_Work to be completed_
Within the records below, repeat each line exactly but keep every picture out of the copy.

[[ Available records open ]]

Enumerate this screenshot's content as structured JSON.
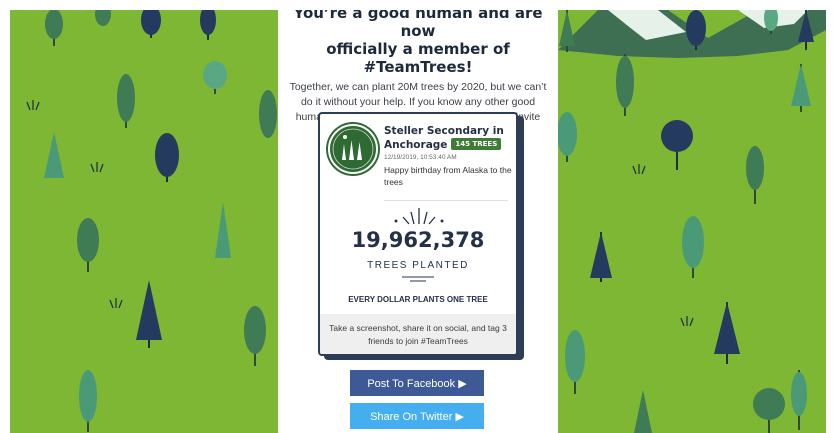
{
  "headline": {
    "line1": "You’re a good human and are now",
    "line2": "officially a member of #TeamTrees!"
  },
  "intro": "Together, we can plant 20M trees by 2020, but we can’t do it without your help. If you know any other good humans, use your favorite social platforms and invite them to join the team too!",
  "donor": {
    "name": "Steller Secondary in Anchorage",
    "trees_badge": "145 TREES",
    "timestamp": "12/19/2019, 10:53:40 AM",
    "message": "Happy birthday from Alaska to the trees"
  },
  "counter": {
    "value": "19,962,378",
    "label": "TREES PLANTED"
  },
  "tagline": "EVERY DOLLAR PLANTS ONE TREE",
  "cta_text": "Take a screenshot, share it on social, and tag 3 friends to join #TeamTrees",
  "buttons": {
    "facebook": "Post To Facebook ▶",
    "twitter": "Share On Twitter ▶"
  },
  "colors": {
    "grass": "#7db734",
    "dark_tree": "#243a5e",
    "green_tree": "#3d6f4a",
    "facebook": "#3d5a96",
    "twitter": "#45aef0",
    "badge": "#3f7c37"
  }
}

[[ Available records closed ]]

_Result for this exercise_
Enumerate this screenshot's content as structured JSON.
{
  "headline": {
    "line1": "You’re a good human and are now",
    "line2": "officially a member of #TeamTrees!"
  },
  "intro": "Together, we can plant 20M trees by 2020, but we can’t do it without your help. If you know any other good humans, use your favorite social platforms and invite them to join the team too!",
  "donor": {
    "name": "Steller Secondary in Anchorage",
    "trees_badge": "145 TREES",
    "timestamp": "12/19/2019, 10:53:40 AM",
    "message": "Happy birthday from Alaska to the trees"
  },
  "counter": {
    "value": "19,962,378",
    "label": "TREES PLANTED"
  },
  "tagline": "EVERY DOLLAR PLANTS ONE TREE",
  "cta_text": "Take a screenshot, share it on social, and tag 3 friends to join #TeamTrees",
  "buttons": {
    "facebook": "Post To Facebook ▶",
    "twitter": "Share On Twitter ▶"
  },
  "colors": {
    "grass": "#7db734",
    "dark_tree": "#243a5e",
    "green_tree": "#3d6f4a",
    "facebook": "#3d5a96",
    "twitter": "#45aef0",
    "badge": "#3f7c37"
  }
}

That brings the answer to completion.